▶ _Exercise details_
Since only the total matters, count the lines of these entries containing the word "JSON" and write that total alone.

═════ Data to use

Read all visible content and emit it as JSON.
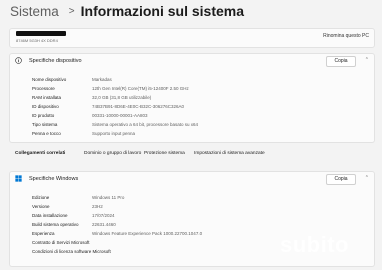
{
  "breadcrumb": {
    "parent": "Sistema",
    "separator": ">",
    "current": "Informazioni sul sistema"
  },
  "device": {
    "specs": "8746M 5G3H 4X DDR4",
    "rename_label": "Rinomina questo PC"
  },
  "device_specs": {
    "title": "Specifiche dispositivo",
    "copy_label": "Copia",
    "rows": [
      {
        "key": "Nome dispositivo",
        "value": "Markadas"
      },
      {
        "key": "Processore",
        "value": "12th Gen Intel(R) Core(TM) i5-12400F   2.50 GHz"
      },
      {
        "key": "RAM installata",
        "value": "32,0 GB (31,8 GB utilizzabile)"
      },
      {
        "key": "ID dispositivo",
        "value": "74B37B91-8D6E-4E0C-B32C-306276C326A0"
      },
      {
        "key": "ID prodotto",
        "value": "00331-10000-00001-AA803"
      },
      {
        "key": "Tipo sistema",
        "value": "Sistema operativo a 64 bit, processore basato su x64"
      },
      {
        "key": "Penna e tocco",
        "value": "Supporto input penna"
      }
    ]
  },
  "related": {
    "title": "Collegamenti correlati",
    "links": [
      "Dominio o gruppo di lavoro",
      "Protezione sistema",
      "Impostazioni di sistema avanzate"
    ]
  },
  "windows_specs": {
    "title": "Specifiche Windows",
    "copy_label": "Copia",
    "rows": [
      {
        "key": "Edizione",
        "value": "Windows 11 Pro"
      },
      {
        "key": "Versione",
        "value": "23H2"
      },
      {
        "key": "Data installazione",
        "value": "17/07/2024"
      },
      {
        "key": "Build sistema operativo",
        "value": "22631.4460"
      },
      {
        "key": "Esperienza",
        "value": "Windows Feature Experience Pack 1000.22700.1047.0"
      }
    ],
    "links": [
      "Contratto di Servizi Microsoft",
      "Condizioni di licenza software Microsoft"
    ]
  },
  "watermark": "subito",
  "colors": {
    "accent": "#0067c0",
    "windows_logo": "#0078d4",
    "background": "#f3f3f3",
    "card": "#fbfbfb"
  }
}
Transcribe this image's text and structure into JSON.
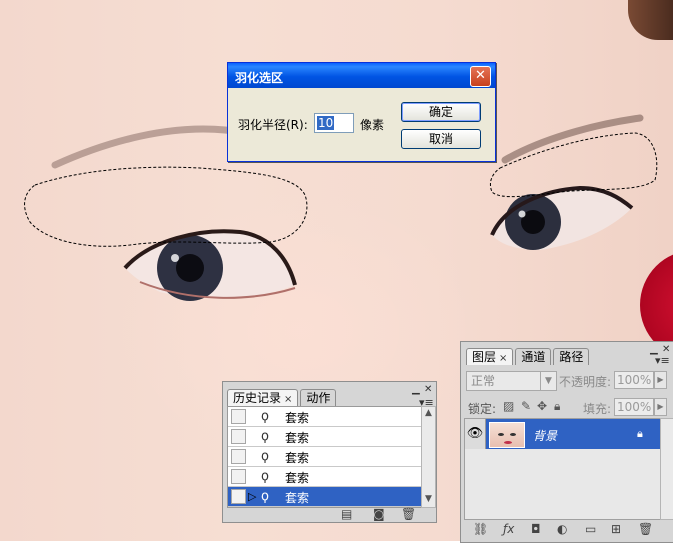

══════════

▶ _Task result_
2